The biggest key to beating the Pittsburgh Steelers is stopping Ben Roethlisberger and his connection with Antonio Brown. And the way to stop that connection is applying pressure to Big Ben.
“Yeah, we’ve said here in the past, the objective is always to affect the quarterback,” Chiefs DC Bob Sutton said this week. “You do that in a million ways; the obvious one is, ‘Hey, sack him, hit him.’ Sometimes you affect him with really tight coverage, sometimes you affect him with the pocket pushing.”
Upon further review, the Chiefs first interception against Ryan Fitzpatrick last week was a thing of beauty. The pressure affected Fitzpatrick on his throw, Marcus Peters is smart and understood how the pressure would affect him and made a jump on the ball for the interception. The Chiefs pressure - even without a sack - also forced an interception in the end zone.
“There are a lot of different ways that you play on defense, but at the end the guy that you have to affect is the quarterback,” Sutton said. “When you don’t, it is a hard day. It can be a really hard day on defense if that guy is in a great rhythm. The guys are so skilled and so accurate that if you don’t affect them and don’t challenge his throws, it’s just really difficult at times.”
Fitzpatrick isn’t on Big Ben’s level, so affecting the quarterback is especially true with Roethlisberger, Antonio Brown and the rest of the Steelers offense.
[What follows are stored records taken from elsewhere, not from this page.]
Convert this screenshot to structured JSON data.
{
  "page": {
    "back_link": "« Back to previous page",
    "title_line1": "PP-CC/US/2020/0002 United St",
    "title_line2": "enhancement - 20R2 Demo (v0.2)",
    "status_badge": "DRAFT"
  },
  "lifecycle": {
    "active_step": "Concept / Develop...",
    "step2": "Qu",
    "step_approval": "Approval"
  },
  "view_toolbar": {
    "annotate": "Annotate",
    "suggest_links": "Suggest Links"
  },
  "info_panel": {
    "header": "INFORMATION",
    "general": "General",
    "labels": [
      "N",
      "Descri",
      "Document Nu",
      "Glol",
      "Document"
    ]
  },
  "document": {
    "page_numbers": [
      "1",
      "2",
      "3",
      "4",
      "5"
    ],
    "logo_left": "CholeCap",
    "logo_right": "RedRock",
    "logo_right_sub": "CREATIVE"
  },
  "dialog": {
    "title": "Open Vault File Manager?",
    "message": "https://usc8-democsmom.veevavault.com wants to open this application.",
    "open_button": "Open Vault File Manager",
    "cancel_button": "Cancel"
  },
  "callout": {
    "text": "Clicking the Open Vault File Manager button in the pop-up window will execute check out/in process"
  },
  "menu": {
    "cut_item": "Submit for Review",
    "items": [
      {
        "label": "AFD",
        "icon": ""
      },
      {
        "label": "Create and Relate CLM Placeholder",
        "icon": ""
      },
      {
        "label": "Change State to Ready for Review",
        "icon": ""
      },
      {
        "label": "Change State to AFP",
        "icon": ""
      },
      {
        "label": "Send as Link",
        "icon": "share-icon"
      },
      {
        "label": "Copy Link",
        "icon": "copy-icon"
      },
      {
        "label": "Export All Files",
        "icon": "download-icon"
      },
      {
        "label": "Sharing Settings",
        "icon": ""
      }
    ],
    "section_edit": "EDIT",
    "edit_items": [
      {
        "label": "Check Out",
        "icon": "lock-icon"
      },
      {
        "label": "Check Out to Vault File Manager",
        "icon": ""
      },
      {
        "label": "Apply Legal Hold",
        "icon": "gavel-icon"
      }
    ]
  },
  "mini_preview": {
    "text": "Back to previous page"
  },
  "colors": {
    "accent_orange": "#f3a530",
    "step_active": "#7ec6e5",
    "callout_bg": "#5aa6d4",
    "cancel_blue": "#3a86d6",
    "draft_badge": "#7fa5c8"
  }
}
Eagles DT Fletcher Cox had a great game last week against the Steelers, who have injuries at the guard position. The Chiefs strength has to be the defensive line in this game. Tamba Hali is good for some pressure in his limited snaps but the Chiefs have to collapse the pocket from the inside. I wouldn’t mind seeing 20-30 snaps from Chris Jones.